■ **WHAT TO DO**:
Find all lines in the listing that include the word "people", then copy them.
━━━
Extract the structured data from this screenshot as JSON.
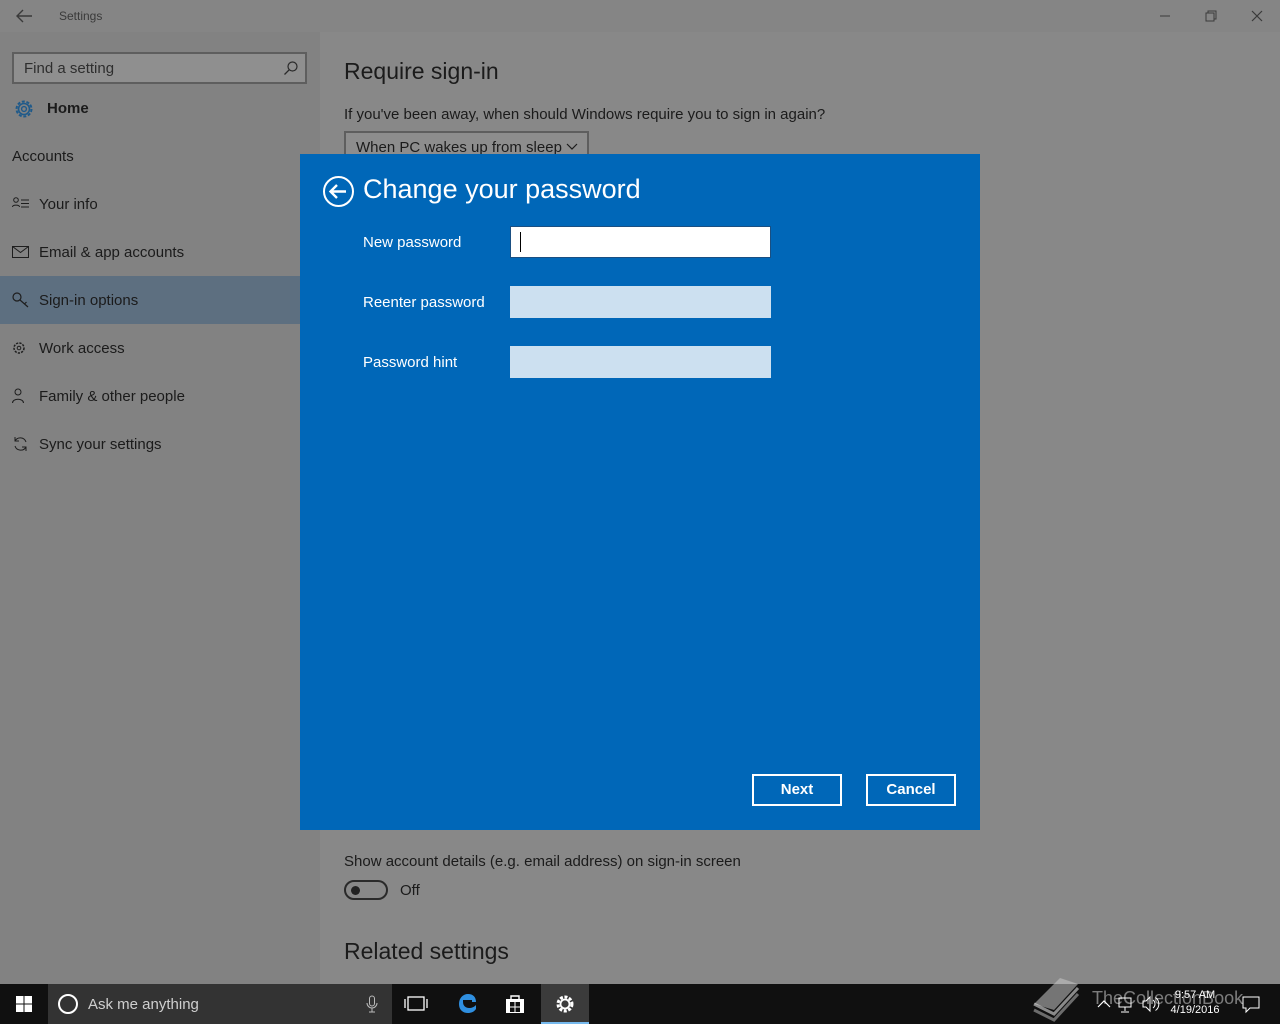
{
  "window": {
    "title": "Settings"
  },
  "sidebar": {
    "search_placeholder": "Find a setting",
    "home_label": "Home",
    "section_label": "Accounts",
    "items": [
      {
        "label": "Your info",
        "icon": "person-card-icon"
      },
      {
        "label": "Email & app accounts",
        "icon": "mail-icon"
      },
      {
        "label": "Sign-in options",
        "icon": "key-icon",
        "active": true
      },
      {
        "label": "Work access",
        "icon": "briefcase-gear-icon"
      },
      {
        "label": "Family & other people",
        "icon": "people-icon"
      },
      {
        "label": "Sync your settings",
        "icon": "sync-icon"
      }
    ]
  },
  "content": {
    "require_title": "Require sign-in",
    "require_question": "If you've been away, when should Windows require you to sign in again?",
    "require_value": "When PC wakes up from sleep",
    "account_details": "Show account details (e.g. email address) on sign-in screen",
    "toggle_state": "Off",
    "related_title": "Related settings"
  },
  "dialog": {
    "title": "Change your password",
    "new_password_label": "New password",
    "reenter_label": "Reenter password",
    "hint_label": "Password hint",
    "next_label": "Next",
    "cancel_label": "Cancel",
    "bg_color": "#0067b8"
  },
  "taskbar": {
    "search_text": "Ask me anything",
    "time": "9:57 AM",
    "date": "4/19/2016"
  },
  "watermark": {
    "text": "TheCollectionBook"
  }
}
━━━
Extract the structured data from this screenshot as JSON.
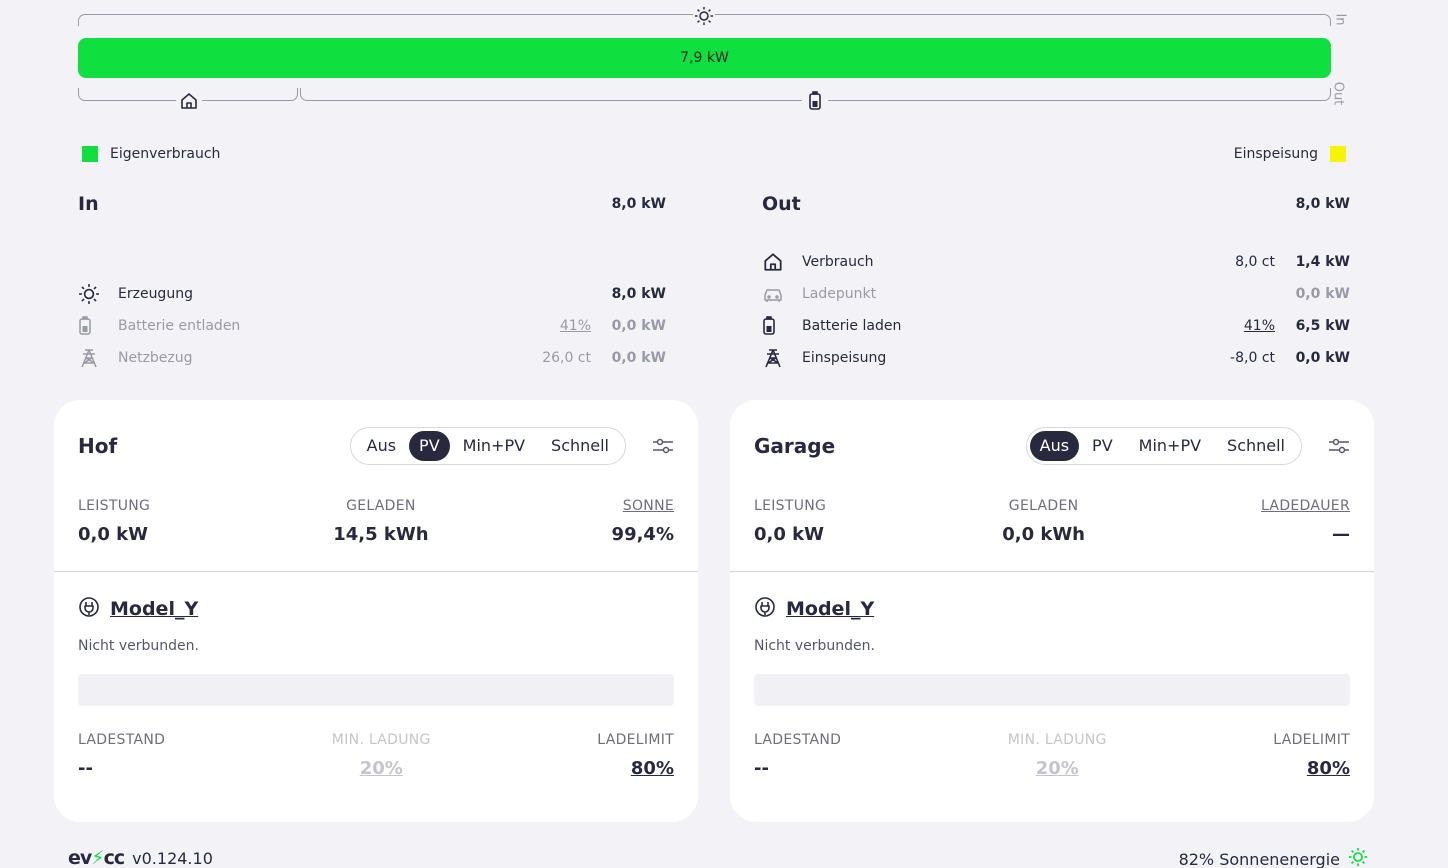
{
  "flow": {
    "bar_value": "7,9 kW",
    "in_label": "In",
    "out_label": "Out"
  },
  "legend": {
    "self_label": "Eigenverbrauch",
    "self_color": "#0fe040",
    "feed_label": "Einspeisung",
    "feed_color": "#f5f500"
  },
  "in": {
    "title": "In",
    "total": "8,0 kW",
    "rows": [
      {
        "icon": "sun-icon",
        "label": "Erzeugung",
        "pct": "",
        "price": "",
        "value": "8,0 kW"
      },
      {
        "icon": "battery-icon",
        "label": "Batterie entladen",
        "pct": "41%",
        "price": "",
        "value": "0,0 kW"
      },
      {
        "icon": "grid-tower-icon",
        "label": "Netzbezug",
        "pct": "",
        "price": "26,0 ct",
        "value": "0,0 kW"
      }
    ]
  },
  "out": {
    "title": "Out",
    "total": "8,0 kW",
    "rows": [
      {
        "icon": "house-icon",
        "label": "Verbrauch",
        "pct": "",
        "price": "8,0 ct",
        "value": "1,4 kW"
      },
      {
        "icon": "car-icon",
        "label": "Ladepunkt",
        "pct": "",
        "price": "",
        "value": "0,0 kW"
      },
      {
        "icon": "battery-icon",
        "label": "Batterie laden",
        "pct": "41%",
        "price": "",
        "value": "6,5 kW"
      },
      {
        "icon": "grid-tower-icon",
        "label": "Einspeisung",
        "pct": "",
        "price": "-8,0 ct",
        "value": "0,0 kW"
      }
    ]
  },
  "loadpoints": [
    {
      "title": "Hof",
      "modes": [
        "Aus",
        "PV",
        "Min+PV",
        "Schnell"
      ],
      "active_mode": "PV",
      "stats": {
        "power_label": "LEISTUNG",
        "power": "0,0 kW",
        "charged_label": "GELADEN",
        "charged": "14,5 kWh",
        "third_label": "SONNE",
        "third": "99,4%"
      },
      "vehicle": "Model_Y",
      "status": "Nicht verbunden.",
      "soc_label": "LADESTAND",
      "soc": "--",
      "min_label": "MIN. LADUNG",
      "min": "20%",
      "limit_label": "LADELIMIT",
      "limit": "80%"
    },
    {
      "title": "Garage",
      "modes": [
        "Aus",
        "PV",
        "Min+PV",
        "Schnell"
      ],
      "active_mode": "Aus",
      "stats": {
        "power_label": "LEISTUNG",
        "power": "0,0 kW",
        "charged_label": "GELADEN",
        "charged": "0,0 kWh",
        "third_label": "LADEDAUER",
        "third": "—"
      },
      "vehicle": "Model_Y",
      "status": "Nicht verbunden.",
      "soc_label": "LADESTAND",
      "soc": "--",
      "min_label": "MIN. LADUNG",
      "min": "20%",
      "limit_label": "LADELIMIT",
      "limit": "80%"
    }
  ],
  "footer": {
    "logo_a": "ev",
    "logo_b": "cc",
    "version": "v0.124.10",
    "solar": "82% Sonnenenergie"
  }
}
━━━
■ **EXERCISE RESULT**:
        "label": "Family & other people",
        "icon": "people-icon"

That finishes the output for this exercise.